Established in memory of Col. Arnold D. Tuttle, USAF, MC. Awarded annually for original research that has made the most significant contribution toward the solution of a challenging problem in aerospace medicine and which was published in Aerospace Medicine and Human Performance. Sponsored by KBR.

Ian Curry (center), accepts the Tuttle award from Michelle Frieling (left), representing KBR, and AsMA President Vermeiren (right).
   Ian P. Curry, BM, B.S., M.Sc., D.Av.Med., was the 2019 recipient of the Arnold D. Tuttle Award. He was recognized for his role as the lead author of “Clinical Diagnoses Leading to Suspension in Army Aircrew: An Epidemiological Study” [Aerosp Med Hum Perform. 2018; 89(7)587–592]. He and his co-authors, Amanda Kelley, Ph.D., and Steven Gaydos, M.D., conducted an epidemiological review of U.S. Army medical records to identify the most prevalent conditions affecting Army aviators’ careers. Tjey found four leading waiver causes and two leading causes for permanent suspension. They also saw a correlation between age and diagnosis presence, but no association with negative occupational outcome. Their goal was to inform leadership of the leading causes of medical waiver and suspension to help understanding of disease prevalence and its impact on flying status and therefore to help direct policy and strategies for health protection.
   A native of the United Kingdom, Dr. Curry earned a B.Med.Sci. (Hons.), BM, B.S. from Nottingham Medical School in 1988. He completed the British Army Flying Training Course in 1994 and earned a Diploma in Aviation Medicine from the Royal College of Physicians in 1997. He graduated from the Birmingham University Institute of Occupational Health with an M.Sc. (Distinction) in 2000. He is a member of the Faculty of Occupational Medicine and is currently a Consultant Advisor in Aviation Medicine to the British Army.

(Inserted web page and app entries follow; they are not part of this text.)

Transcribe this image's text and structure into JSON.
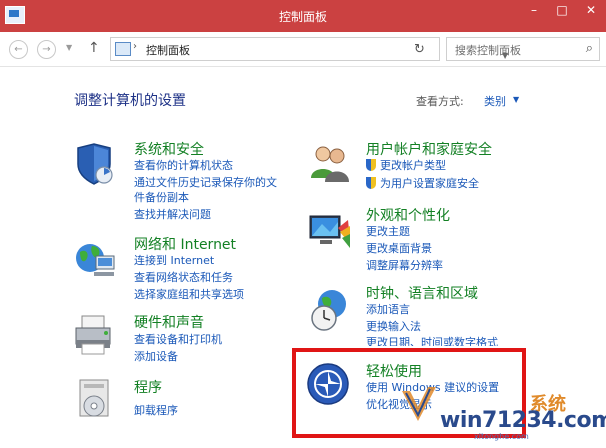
{
  "window": {
    "title": "控制面板",
    "min": "–",
    "max": "□",
    "close": "✕"
  },
  "address": {
    "path": "控制面板",
    "search_placeholder": "搜索控制面板"
  },
  "header": {
    "heading": "调整计算机的设置",
    "view_by_label": "查看方式:",
    "view_by_value": "类别"
  },
  "categories": {
    "system": {
      "title": "系统和安全",
      "links": [
        "查看你的计算机状态",
        "通过文件历史记录保存你的文",
        "件备份副本",
        "查找并解决问题"
      ]
    },
    "user": {
      "title": "用户帐户和家庭安全",
      "links": [
        "更改帐户类型",
        "为用户设置家庭安全"
      ]
    },
    "network": {
      "title": "网络和 Internet",
      "links": [
        "连接到 Internet",
        "查看网络状态和任务",
        "选择家庭组和共享选项"
      ]
    },
    "appearance": {
      "title": "外观和个性化",
      "links": [
        "更改主题",
        "更改桌面背景",
        "调整屏幕分辨率"
      ]
    },
    "hardware": {
      "title": "硬件和声音",
      "links": [
        "查看设备和打印机",
        "添加设备"
      ]
    },
    "clock": {
      "title": "时钟、语言和区域",
      "links": [
        "添加语言",
        "更换输入法",
        "更改日期、时间或数字格式"
      ]
    },
    "programs": {
      "title": "程序",
      "links": [
        "卸载程序"
      ]
    },
    "ease": {
      "title": "轻松使用",
      "links": [
        "使用 Windows 建议的设置",
        "优化视觉显示"
      ]
    }
  },
  "watermark": {
    "main": "win71234.com",
    "top": "系统",
    "sub": "xitonghe.com"
  },
  "colors": {
    "titlebar": "#cb4141",
    "category_title": "#138024",
    "link": "#1a58b8",
    "highlight": "#e01515"
  }
}
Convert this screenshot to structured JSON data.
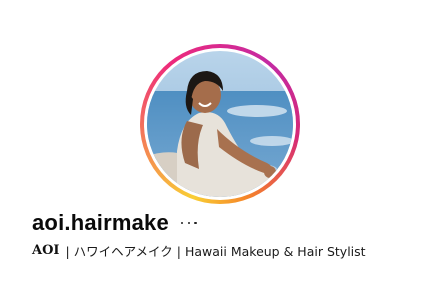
{
  "profile": {
    "username": "aoi.hairmake",
    "display_name": "AOI",
    "bio": "| ハワイヘアメイク | Hawaii Makeup & Hair Stylist",
    "more_options_icon": "more-horizontal-icon",
    "story_ring_colors": [
      "#f9ce34",
      "#ee2a7b",
      "#c32aa3",
      "#d62976",
      "#f58529"
    ]
  }
}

   Dr. Curry began his career in 1988 as a House Surgeon and Physician at the Derby Royal Infirmary and Cambridge Military Hospital. In 1989 he became Senior House Officer of Accident and Emergency at Nottingham and Derby Hospitals in the UK Trauma Residency program. From 1990–2018, he served in a variety of positions, including Regimental Medical Officer and Trauma Resident in Belfast and Hong Kong, Trainee Specialist in Aviation Medicine in Hampshire, Gazelle Helicopter Pilot Commander in Germany, Canada, Kenya, Belize, and the former Yugoslavia, Specialist Registrar in the UK and Germany, Research Registrar at the DERA Centre for Human Sciences in Farnborough, eatre Consultant in Iraq, British Exchange Research Flight Surgeon at Ft. Rucker, AL, Aviation Medical Advisor to the UK Joint Helicopter Command, and Research Division Director and Task Area Manager as an exchange research pilot/physician at the U.S. Army Aeromedical Research Laboratory.
   Dr. Curry’s awards include two Joseph L. Haley Awards for best paper published on rotary wing aviation medicine, a SAFE Association Team Achievement Award, a U.S. Army Innovation Award, and a Director of Army Aviation Commendation for Meritorious Service. He is a Fellow of the Aerospace Medical Association and holds Honorary Membership in the U.S. Army Medical Department Regiment. There are over 30 publications with his name as either lead or co-author and over 25 presentations. He is a member of the Society of Occupational Medicine, the Association of Aeromedical Examiners, the Royal Geographical Society, and the International Association of Military Flight Surgeon Pilots.